It was a dreary day with cool temperatures and drizzle. On went my rain jacket.

On the road by 8:30 or maybe 7:30. I have time zone confusion. On the way out of Kankakee I was treated to the curse of the miles long freight train. Actually it was fun watching it roll by. Forever.

Once freed I was treated to a tailwind for most of the morning. I had decided to ride west to intersect Route 66 in Dwight, Illinois. I let the google do the navigating.

Off I went on country roads, a very pleasant experience until I hit the unpaved part. “Continue for 9 miles.” The google likes to joke.

After about five I turned off and headed to the two lane highway.

Did I mention that these roads are level. (Bike tourist never use the “f” word.) I was clipping along at 15 miles per hour with little effort. What a pleasant contrast to yesterday’s slog.

The fields were quagmires so I knew camping wasn’t going to happen.

As I rode into Dwight, some 37 miles after I began, I could tell I was bonking. The fuel from breakfast was used up. Fortunately there was a family restaurant at the turn to Route 66. (Family restaurants are ubiquitous in the Midwest.) I ordered lunch and was thrilled to see piles of food arrive at my table. It took me close to an hour to down it all. No crumbs for the mouse this day.

Just before entering the restaurant I checked my weather app. It predicted a thunderstorm for the next two hours. It was a false alarm.

I rode 66 southwest with the wind aiding my effort. The highway is concrete with many patches and pot holes. Many years ago the state decided to let the western two lanes deteriorate. It reminded me of snowmobile trails in the Upper Peninsula of Michigan.

My original plan was to stop in Dwight but it was barely afternoon so I forged ahead to Pontiac. On the way I passed through Odell where I crossed my route from last year. I re-took a picture while I was in town.

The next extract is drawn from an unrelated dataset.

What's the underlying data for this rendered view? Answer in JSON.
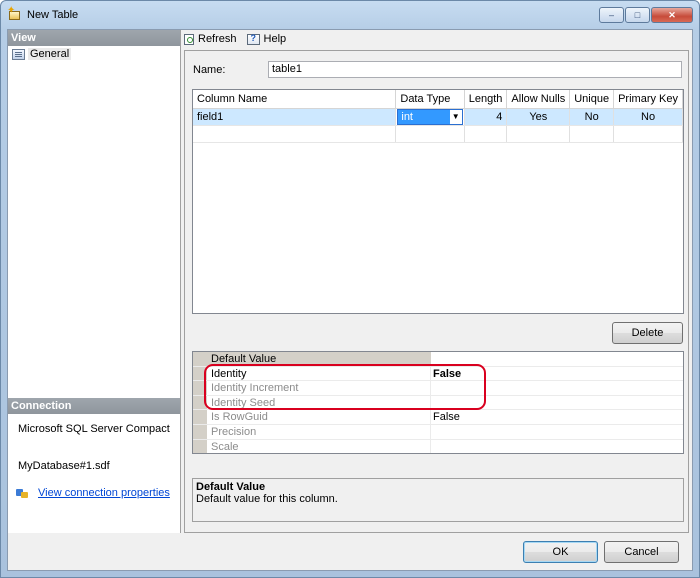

Pontiac boasted several museums. I went into the Route 66 museum. It was filled with memorabilia. I thought of my friend Rachel’s descriptions of the Haines, Alaska Hammer Museum.

Route 66 changed course several times. In Pontiac there are sections that date back to the late 1920s. Somebody decided to build a bypass in 1930.

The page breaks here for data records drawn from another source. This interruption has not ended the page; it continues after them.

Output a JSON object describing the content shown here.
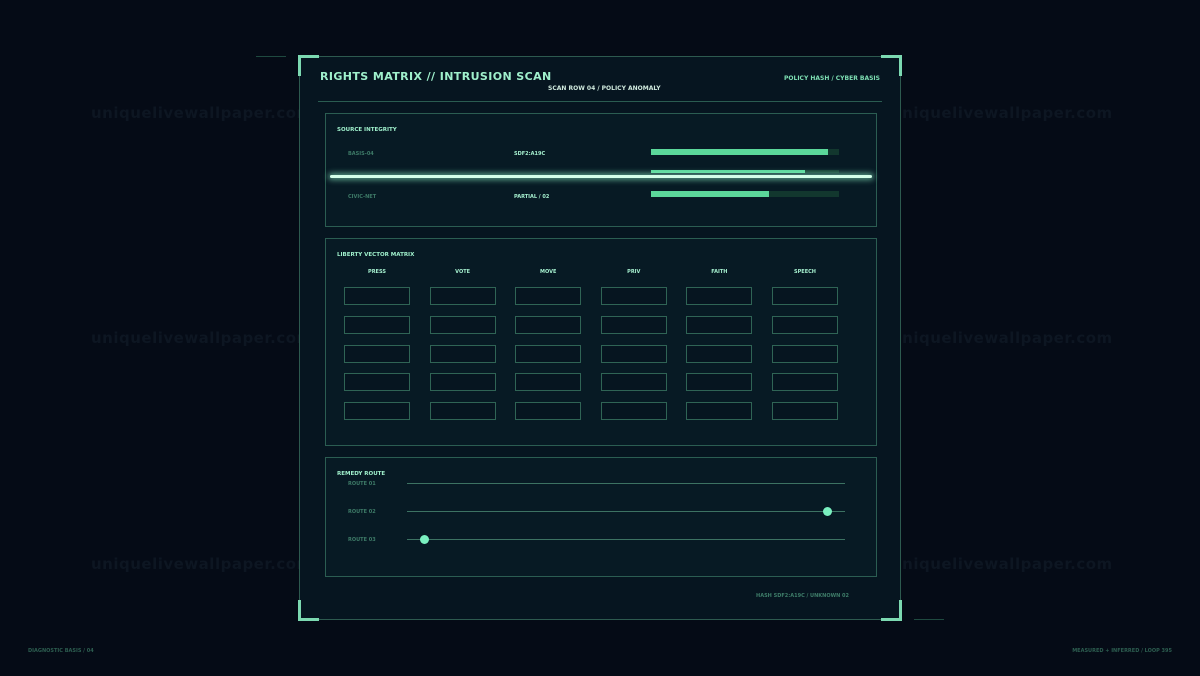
{
  "watermark_text": "uniquelivewallpaper.com",
  "header": {
    "title": "RIGHTS MATRIX // INTRUSION SCAN",
    "subtitle": "SCAN ROW 04 / POLICY ANOMALY",
    "right_label": "POLICY HASH / CYBER BASIS"
  },
  "source_integrity": {
    "title": "SOURCE INTEGRITY",
    "rows": [
      {
        "label": "BASIS-04",
        "value": "SDF2:A19C",
        "progress": 0.94
      },
      {
        "label": "",
        "value": "",
        "progress": 0.82
      },
      {
        "label": "CIVIC-NET",
        "value": "PARTIAL / 02",
        "progress": 0.63
      }
    ]
  },
  "liberty_matrix": {
    "title": "LIBERTY VECTOR MATRIX",
    "columns": [
      "PRESS",
      "VOTE",
      "MOVE",
      "PRIV",
      "FAITH",
      "SPEECH"
    ],
    "row_count": 5
  },
  "remedy_route": {
    "title": "REMEDY ROUTE",
    "routes": [
      {
        "label": "ROUTE 01",
        "knob": null
      },
      {
        "label": "ROUTE 02",
        "knob": 0.96
      },
      {
        "label": "ROUTE 03",
        "knob": 0.04
      }
    ]
  },
  "footer_hash": "HASH SDF2:A19C / UNKNOWN 02",
  "page_footer": {
    "left": "DIAGNOSTIC BASIS / 04",
    "right": "MEASURED + INFERRED / LOOP 395"
  },
  "colors": {
    "background": "#050b16",
    "accent": "#7cd9b1",
    "bar_fill": "#5bd79a"
  }
}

There are restored buildings along the road from time to time. The Standard Oil station was cute. It would have looked better with a big 1930s car out front.

Despite the fact that the trail is clearly marked and that I had an actual map of the road, I missed a turn south of Pontiac. The level terrain made it no big deal, perhaps an extra two or three miles, but I felt embarrassed to have screwed up something so simple.

I recovered and found my hotel outside Chenoa. The desk clerk is from Gurjarat in India. It’s amazing how many small town hotels are staffed by Gurjaratis. I often wonder how they find these places.

After check in I discovered the tap water had the faint smell of sulfur, probably untreated well water. I’ll be buying bottled water for tomorrow.

So Day 2 ends at 70 1/2 miles. I’m hoping the Nats v Cubs game is on the telly tonight.

Props to all the folks back home who participated in Bike to Work Day. Thanks to Monica for offering to grab a shirt for me.